▸ **YOUR ASSIGNMENT**:
For the listing below, give the number of lines that include "hint" and add nothing to it.

▸ **RECORDS SHOWN**:
════════════════════

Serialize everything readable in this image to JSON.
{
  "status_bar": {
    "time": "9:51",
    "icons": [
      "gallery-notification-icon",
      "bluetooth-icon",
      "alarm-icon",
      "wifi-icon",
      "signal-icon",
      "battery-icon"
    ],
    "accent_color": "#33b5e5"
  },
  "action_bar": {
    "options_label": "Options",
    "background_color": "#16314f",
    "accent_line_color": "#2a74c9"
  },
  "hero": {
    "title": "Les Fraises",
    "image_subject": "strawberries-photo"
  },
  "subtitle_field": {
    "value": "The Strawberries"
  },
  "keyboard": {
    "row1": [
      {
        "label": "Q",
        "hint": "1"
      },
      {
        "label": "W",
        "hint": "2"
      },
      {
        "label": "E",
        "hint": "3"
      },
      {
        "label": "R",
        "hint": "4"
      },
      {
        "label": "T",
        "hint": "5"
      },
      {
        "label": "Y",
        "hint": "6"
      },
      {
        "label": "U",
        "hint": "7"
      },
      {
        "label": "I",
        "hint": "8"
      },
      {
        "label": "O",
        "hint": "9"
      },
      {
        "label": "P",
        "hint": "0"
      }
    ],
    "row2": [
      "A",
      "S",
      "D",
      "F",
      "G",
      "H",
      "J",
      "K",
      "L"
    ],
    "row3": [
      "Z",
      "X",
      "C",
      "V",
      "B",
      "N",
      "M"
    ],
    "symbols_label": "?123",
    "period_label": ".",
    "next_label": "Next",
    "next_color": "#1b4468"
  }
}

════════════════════

▸ **RESPONSE TO THIS EXERCISE**:
10